"By switching to RSPCA Assured, M&S can assure their customers that they are buying higher welfare chicken, reared to the RSPCA’s higher standards - throughout their entire range. It’s a landmark achievement for animal welfare and a formidable step from M&S, which we hope will set a leading example for others in the sector."

Currently, Waitrose is the only other British retailer to have signed up to the BCC, and although there has been great traction in the food service sector with major brands like KFC, Nando’s and Burger King signing up, transition and roll out is still slow to materialise.

For companies committed to introducing the new higher welfare standards for their chicken, time is ticking – much needs to be done to meet the 2026 deadline. Parent flocks need to be laid down and scaled-up, contracts need to be signed, product offerings may need to change, and the consumer needs to be brought on board.

Retailers, who dominate the sale of chicken in the UK, need to get on board with the BCC. All French retailers have signed up and in May, Carrefour Polska became the first retail chain in Poland to add their name to the list of BCC signatories, which is particularly significant as Poland is the largest producer of meat chickens in Europe.

The UK, which regards itself as a leader in animal welfare is in danger of rapidly falling behind the curve in Europe. The time is right to strengthen its position in the market and M&S is demonstrably leading the way.

Dr Tracey Jones, Director of Food Business at Compassion in World Farming said: “We congratulate M&S for the example they have set; the first retailer to sign up to the Better Chicken Commitment, the first to start transitioning supply, and the first to roll out entry-tier product on shelf with their ‘Oakham Gold’ fresh chicken. M&S wholeheartedly deserve their Special Recognition Award from us this year!

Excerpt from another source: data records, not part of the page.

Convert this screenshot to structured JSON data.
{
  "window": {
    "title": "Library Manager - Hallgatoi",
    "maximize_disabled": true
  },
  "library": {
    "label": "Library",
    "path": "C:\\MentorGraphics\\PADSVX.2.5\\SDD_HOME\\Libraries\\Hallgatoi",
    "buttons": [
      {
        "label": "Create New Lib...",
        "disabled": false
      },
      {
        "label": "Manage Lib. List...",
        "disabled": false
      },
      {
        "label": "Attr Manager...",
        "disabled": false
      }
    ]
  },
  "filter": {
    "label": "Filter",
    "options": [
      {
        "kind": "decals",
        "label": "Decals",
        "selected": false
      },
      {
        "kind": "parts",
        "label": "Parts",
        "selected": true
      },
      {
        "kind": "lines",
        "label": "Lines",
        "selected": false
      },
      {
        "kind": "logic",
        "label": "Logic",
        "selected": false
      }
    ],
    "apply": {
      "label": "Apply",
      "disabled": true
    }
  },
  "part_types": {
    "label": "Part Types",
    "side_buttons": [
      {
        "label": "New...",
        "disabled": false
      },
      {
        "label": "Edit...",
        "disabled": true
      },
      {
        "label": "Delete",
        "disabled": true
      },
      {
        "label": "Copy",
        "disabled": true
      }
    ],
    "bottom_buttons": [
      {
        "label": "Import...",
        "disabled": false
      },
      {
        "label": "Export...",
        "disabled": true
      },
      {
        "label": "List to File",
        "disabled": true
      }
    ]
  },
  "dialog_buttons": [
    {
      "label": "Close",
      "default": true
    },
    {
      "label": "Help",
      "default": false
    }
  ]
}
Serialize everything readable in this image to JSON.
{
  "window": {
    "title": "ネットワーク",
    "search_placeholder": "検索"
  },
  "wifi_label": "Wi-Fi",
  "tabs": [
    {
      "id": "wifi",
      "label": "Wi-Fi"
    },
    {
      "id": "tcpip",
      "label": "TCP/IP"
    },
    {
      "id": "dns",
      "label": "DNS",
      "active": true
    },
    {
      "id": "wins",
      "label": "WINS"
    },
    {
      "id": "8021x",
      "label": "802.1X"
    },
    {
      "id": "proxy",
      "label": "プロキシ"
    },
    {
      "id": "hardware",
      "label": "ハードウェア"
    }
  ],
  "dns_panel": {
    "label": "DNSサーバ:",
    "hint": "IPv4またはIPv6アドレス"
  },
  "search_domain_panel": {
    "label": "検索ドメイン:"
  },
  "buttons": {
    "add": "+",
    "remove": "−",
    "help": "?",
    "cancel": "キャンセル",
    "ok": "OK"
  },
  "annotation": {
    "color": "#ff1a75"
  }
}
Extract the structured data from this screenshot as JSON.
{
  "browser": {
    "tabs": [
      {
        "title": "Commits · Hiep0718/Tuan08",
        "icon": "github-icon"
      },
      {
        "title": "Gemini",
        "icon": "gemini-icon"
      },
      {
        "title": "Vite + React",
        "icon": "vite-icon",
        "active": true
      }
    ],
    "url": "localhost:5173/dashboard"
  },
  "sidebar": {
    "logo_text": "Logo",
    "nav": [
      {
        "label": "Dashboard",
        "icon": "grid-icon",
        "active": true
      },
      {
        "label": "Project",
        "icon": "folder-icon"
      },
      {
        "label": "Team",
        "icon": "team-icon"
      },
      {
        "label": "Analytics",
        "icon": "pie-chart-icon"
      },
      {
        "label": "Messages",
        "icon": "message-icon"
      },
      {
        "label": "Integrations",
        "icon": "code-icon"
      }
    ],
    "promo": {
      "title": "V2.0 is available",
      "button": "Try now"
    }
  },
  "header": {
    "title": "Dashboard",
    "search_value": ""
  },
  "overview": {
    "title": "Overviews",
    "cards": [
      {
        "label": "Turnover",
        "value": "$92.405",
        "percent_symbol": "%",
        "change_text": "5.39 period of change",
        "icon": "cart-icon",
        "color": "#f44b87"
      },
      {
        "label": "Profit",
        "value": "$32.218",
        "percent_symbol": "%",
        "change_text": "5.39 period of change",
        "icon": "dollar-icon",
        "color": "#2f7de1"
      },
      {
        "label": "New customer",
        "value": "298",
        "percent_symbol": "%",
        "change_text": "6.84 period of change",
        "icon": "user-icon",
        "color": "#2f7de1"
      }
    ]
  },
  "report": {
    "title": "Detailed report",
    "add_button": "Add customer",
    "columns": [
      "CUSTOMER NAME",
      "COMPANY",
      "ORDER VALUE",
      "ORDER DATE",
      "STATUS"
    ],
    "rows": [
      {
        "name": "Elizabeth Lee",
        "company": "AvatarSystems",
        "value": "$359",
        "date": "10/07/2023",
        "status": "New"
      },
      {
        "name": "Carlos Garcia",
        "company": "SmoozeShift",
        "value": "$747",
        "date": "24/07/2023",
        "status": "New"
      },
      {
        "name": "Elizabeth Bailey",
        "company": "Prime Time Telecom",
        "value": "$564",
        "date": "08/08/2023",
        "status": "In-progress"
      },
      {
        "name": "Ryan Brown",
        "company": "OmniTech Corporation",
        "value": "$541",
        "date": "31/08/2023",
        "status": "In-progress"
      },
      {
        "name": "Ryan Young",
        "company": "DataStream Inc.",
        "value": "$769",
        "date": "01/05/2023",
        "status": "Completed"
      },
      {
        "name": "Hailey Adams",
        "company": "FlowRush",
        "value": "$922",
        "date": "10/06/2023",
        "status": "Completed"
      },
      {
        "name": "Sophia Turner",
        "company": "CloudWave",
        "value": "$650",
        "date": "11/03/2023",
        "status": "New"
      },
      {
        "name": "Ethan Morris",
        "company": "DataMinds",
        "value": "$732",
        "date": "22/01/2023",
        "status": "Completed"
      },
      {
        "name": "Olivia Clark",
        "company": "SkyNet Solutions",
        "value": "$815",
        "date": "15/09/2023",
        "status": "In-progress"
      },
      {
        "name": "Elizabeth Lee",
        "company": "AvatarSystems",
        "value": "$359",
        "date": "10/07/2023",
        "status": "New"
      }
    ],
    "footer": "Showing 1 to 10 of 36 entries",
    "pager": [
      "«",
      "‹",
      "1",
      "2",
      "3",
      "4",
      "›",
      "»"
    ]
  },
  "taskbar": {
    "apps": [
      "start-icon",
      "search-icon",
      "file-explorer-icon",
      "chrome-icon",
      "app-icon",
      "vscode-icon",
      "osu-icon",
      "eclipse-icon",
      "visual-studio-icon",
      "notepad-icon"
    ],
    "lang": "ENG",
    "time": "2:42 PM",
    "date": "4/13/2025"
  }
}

“It is imperative that other retailers and more food service businesses follow their lead, not just by signing up to the BCC but by acting on it. Making commitments across the entire supply chain is a major step towards raising baseline standards, but only once concrete plans and contracts with suppliers are in place will the market truly move forwards and affect real change for chickens.”